"The huge masses of white, pink, and smaller clusters of red coral were disposed of down the centre of the table, seaweeds (dried, of course) clustering around their base. Chrysantemums - white, red, yellow, etc. - and their smaller brethren, the pompons, were arranged in groups on rocks to resemble sea-anemones, and in clusters on the base of the corals. Star-fish and similar Crustacea were of the greatest service. In the fountains and at the foot of the flower vases was a plentiful supply of gold and silver carp.

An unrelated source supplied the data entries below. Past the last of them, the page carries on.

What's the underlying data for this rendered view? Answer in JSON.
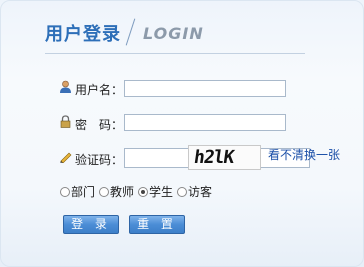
{
  "header": {
    "title": "用户登录",
    "subtitle": "LOGIN"
  },
  "form": {
    "username_label": "用户名：",
    "password_label": "密　码：",
    "captcha_label": "验证码：",
    "username_value": "",
    "password_value": "",
    "captcha_value": "",
    "captcha_image_text": "h2lK",
    "refresh_link": "看不清换一张"
  },
  "roles": {
    "options": [
      "部门",
      "教师",
      "学生",
      "访客"
    ],
    "selected": "学生"
  },
  "buttons": {
    "login": "登 录",
    "reset": "重 置"
  },
  "colors": {
    "accent": "#2d6fb8",
    "button": "#4b8dd6"
  },
  "icons": {
    "username": "user-icon",
    "password": "lock-icon",
    "captcha": "pencil-icon"
  }
}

"There was not nearly enough coral branches for the design, so imitation clusters were formed by making wire frameworks, wrapping them evenly and regularly over with soft-finished hank darning cotton; then melting vermillion and pale yellow wax and dipping in the clusters. The separate groups required to be suspended by wire and to be dipped in when the wax is a little cool, then allowed to hang with the points of the sprays downwards. When nearly set, have a few fine needles or pins set in a cork and prick the whole surface of the wax over, so as to imitate the cells in the larger coral growths. Large clam shells, one nearly 3/4 yard across, served as flower vases, whilst their smaller polished confrhres of the sea, nautilus and cup-like bivalves, made excellent fruit-stands, in groups of three between each guest "They used a species of fairy-lamp, mounted on electro-silver stands, shading from pale yellow to deep orange, from pale blue to a very delicate Alexandra tint, and rose to damask. These in two and threes, with nautilus shells between, filled with delicate white sprays, gave a subdued and beautiful softness to the whole of the table decorations.

Nougat shells and rockeries helped out the mise-en-schne. Nor must I forget the mermaids, made from dolls' heads having long fair hair, and finished with fish-tails formed from wax, and tinted as one would shade wax flowers or fruit. The colors were laid here and there on silver and gold leaf, so as to shade from silver white to lead or steel grey, and from gold to deep orange yellow. A traditional looking-glass and coral spray as a comb completed the toilet, according to our Ay-toun's old ballad:

• For aye she cambed her yellow hair, And syne she sang sae sweet'.

Only, the dolls did not sing; but the string band in an adjacant chamber discoursed some very fine music, classical and otherwise, instead of the siren's song, which no doubt the guests appreciated highly." - Cordon Bleu in the British Baier, Confectioner and Purveyor.